What does that mean for the NBN? Well, if the Government carries through with its plan to spend the money to decommission Telstra's copper and the hybrid fibre-coax networks and replace them with fibre to homes, there will be plenty of takers. But there will also be plenty who just leave their fibre connections sitting idle and do not connect to the NBN.
In case it has escaped anyone's notice, cheap mobile phone services are crushing Telstra's fixed line business out of existence. Foxtel is popular but free to air TV still reigns supreme in most households and is offering ever more choice. It appears most households want flexibility and still don't want to pay for something they don't need.
But just think of the plethora of entertainment options and applications that will be available over fast fibre! Well there are already options galore over cable, ADSL2+ and still a large core of heartland of Australian suburbia is happy with an inexpensive basic internet connection, free to air TV and their mobile phones.
As the kids leave home and go out renting, they keep their mobile phones, get wireless data packages for their laptop and watch free to air TV. Most don't get Foxtel or high-end super fast net connections.
Of course there are the reasonably well off and the lounge lizards who will get the best of everything - Foxtel Platinum in every room, super fast internet and whatever entertainment option is on offer. But they are and always will be the minority.
And therein lies the problem for the NBN. In order for the thing to be economically viable, it not only has to be as ubiquitous as Telstra's POTS was, it also has to have similar market penetration. This is where the real threat of wireless raises its ugly head.
When it comes to the high-end of the net connections market, fixed line fibre will be the ultimate and the only choice. Corporations, hospitals, educational institutions and high net worth families have always been high speed net users and will certainly be NBN customers.
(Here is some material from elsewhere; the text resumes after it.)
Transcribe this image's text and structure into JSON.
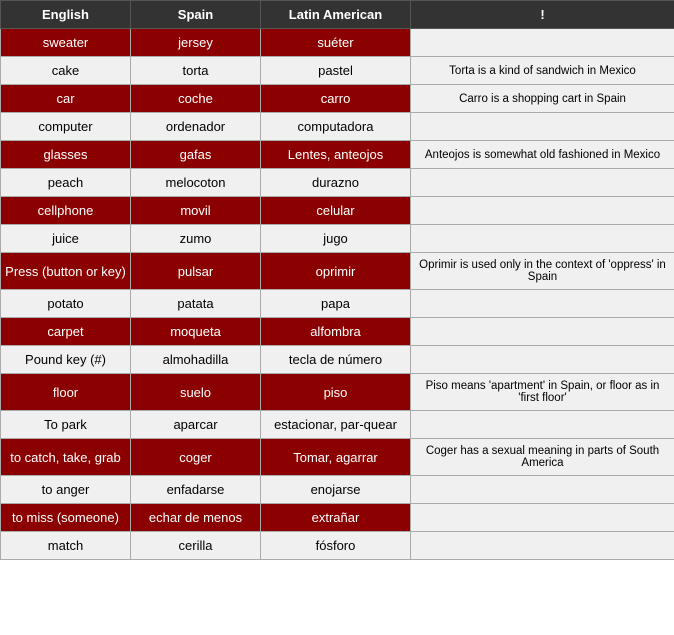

However, if advanced wireless connections continue to capture the low and mid range of the market in increasing numbers - not to mention the bush of course - then the NBN will end up being an expensive white elephant that very few want and even fewer need.